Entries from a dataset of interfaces
------------------------------------------------
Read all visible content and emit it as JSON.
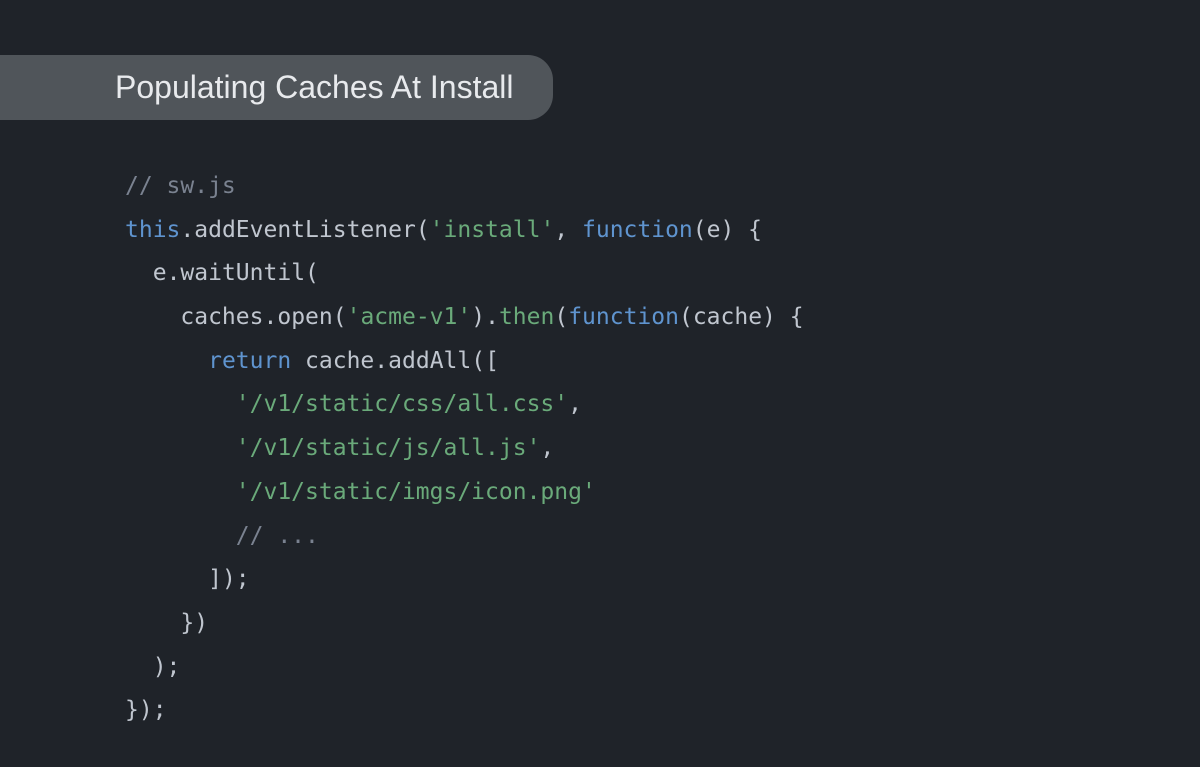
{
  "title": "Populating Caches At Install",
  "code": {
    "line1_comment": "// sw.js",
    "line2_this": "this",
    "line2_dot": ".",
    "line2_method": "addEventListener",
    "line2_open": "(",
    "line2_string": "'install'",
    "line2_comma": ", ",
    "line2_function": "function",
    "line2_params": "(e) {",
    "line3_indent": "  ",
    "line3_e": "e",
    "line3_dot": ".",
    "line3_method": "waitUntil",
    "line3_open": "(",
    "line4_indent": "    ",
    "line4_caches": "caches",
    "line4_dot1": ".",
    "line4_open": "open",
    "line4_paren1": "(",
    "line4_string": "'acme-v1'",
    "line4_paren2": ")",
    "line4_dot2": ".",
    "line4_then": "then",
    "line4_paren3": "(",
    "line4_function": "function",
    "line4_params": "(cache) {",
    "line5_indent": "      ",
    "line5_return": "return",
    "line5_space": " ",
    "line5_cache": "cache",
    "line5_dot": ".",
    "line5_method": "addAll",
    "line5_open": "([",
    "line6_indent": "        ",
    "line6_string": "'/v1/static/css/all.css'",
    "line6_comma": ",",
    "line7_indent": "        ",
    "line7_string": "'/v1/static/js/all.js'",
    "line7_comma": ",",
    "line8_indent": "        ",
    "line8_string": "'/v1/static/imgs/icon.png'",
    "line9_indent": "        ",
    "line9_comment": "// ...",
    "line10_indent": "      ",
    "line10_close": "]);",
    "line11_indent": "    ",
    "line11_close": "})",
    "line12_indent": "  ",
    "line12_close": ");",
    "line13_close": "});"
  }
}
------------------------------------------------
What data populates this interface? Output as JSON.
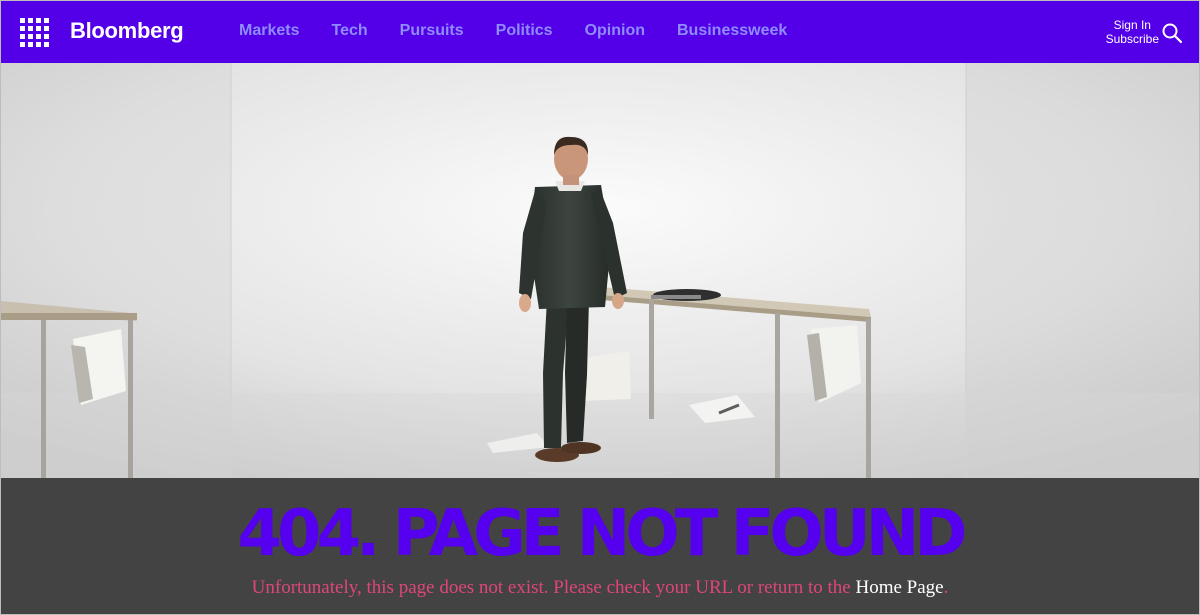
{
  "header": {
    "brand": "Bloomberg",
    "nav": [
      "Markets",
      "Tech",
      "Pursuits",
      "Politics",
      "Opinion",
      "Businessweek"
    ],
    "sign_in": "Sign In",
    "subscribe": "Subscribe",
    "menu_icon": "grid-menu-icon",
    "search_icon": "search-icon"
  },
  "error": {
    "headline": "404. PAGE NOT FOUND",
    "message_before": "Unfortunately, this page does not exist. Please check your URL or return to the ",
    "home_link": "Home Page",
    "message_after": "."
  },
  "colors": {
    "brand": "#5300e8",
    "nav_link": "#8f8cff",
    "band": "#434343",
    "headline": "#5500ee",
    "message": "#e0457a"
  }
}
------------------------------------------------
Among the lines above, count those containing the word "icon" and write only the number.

EXERCISE RESULT: 3